Peter Coussee One of the relatively few works to mention Havergal Brian in the inter-War years was a book entitled Contemporary British Composers. It is sufficiently scarce to warrant description here, being in fact something of a collectors’ item. It was published in 1925 by Cecil Palmer with portraits and musical facsimiles, and the author was the composer Josef Holbrooke. He wrote the work in a most acerbic style, starting with a quotation (the origin of which I would welcome learning):
Come, my songs, let us speak of perfection
We shall get ourselves rather disliked
- thus setting the tone for the rest of the book, which was said to be asked of the author by the publishers.
Havergal Brian has a chapter on his own fairly early on and in addition his name is sprinkled throughout the whole work, starting in the opening chapter "Looking Around", which is largely a diatribe against musical journalism in general and the British species in particular. The entire volume might justly be described as an indictment of British musical life (and regrettably, Holbrooke’s points still hold true. His own centenary - last year - was, I think, celebrated by the BBC only with one or two broadcasts.) Amid the tirades, however, may often be found gems of truth; some of these will be found in the chapter on Havergal Brian.
Among the earliest is: "The brutal downright utterances of Havergal Brian in music stand as so original to me that it is a true delight to witness an artist such as this putting forth his powers and baffling that well-known entity who has to find out the nearest relation to anything before he can place it. You will not place Havergal Brian in a hurry." This last sentence is still true over half a century later, as is also the description of the For Valour Overture: "Not eclectic this music, just individual and iconoclasm let loose. A true scarer of the four-part harmonist and the quiet sedate contrapuntist." The final sentence is again still true.
By and large, the chapter is very pro-Brian and, like the others on major British composers of that time, contains a list of works (covering the best part of 3 and half pages) plus a concise biography; in this case, given by Brian himself. There are three musical examples given , more than for any other composer in the book with the solitary exception of John Ireland, who also has three. (Not bad going in a work that mentions some two dozen composers.) Holbrooke does not fail to mention the commissioning of works of no character and little promise: "Such music is never played except at the place of its inception". (Did someone mention Cheltenham symphonies???) He goes on to say that performers of Brian’s music will not forget it, though their task will be well set out. "It may indeed succeed in making them and the listener savage. After all, this does not occur often enough in our art."
(I must add that it is impossible to refrain from quotations from this chapter but, apart from one other, I will endeavour to use no more.)
Holbrooke quotes Brian as saying that his favourite among his output is the Symphony in D minor (i.e. The Gothic). In a letter to Holbrooke, Brian says "I am anxious to avoid disaster for my family.
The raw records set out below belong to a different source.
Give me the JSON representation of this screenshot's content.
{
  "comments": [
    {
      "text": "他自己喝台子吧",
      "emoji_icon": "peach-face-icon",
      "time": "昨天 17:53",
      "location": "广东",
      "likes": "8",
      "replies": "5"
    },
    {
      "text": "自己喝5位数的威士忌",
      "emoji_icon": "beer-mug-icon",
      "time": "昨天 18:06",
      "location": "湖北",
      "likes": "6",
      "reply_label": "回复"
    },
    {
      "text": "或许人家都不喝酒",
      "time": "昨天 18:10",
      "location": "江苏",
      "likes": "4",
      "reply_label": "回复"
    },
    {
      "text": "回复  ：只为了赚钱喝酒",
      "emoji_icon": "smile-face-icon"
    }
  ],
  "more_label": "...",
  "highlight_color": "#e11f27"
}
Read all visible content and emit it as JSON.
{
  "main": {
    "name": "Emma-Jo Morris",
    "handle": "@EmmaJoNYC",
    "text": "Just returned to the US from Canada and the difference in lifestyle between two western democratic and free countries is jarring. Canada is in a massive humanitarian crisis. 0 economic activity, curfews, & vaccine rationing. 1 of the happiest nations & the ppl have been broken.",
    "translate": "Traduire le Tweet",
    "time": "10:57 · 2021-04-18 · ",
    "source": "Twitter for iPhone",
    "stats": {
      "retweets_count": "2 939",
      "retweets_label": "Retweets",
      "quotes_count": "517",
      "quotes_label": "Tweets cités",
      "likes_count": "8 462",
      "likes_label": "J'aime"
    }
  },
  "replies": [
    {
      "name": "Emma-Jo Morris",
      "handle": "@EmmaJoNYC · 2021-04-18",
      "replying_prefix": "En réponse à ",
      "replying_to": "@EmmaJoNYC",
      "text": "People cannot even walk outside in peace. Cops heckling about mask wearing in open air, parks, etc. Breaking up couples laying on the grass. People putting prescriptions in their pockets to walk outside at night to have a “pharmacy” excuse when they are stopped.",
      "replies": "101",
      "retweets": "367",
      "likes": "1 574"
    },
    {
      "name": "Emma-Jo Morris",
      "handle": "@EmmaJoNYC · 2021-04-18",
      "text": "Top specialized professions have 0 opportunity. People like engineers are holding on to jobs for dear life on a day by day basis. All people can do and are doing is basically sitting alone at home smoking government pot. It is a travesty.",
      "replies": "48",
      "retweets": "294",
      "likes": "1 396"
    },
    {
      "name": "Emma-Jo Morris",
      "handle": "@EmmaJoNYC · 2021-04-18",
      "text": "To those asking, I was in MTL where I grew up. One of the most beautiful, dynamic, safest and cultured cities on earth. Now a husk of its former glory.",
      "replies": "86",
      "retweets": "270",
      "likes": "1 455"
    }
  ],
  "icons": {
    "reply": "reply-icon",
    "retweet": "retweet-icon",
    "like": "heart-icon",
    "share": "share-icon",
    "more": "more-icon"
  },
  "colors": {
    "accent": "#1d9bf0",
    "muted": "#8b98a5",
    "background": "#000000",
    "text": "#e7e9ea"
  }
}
The ‘Hidden Hand‘ is too much for me…" Quotations from other writers are also used, including a long one by W.H. Gaunt from The Musical Standard of 1907 on Brian’s setting of By the Waters of Babylon.
Despite his constantly acid style, Holbrooke has managed more than most to come to terms with much of Brian’s early output, and also to appreciate it. "Brian has rare moments of simplicity - but he has them." - yet another statement which is still valid half a century later.
With reference to the book as a whole, one must he grateful that Holbrooke did as much as he did to fight for British music; the listing of many composers, scraping the barrel towards the end with some that nowadays are barely even text-book names, is most praiseworthy. But an acid style must be blended with wit (as in Berlioz) to succeed fully. Wit is non-existent in this volume: Holbrooke, alas, took himself far too seriously, and wanted the musical world to follow his example.
© 1979 Peter Coussee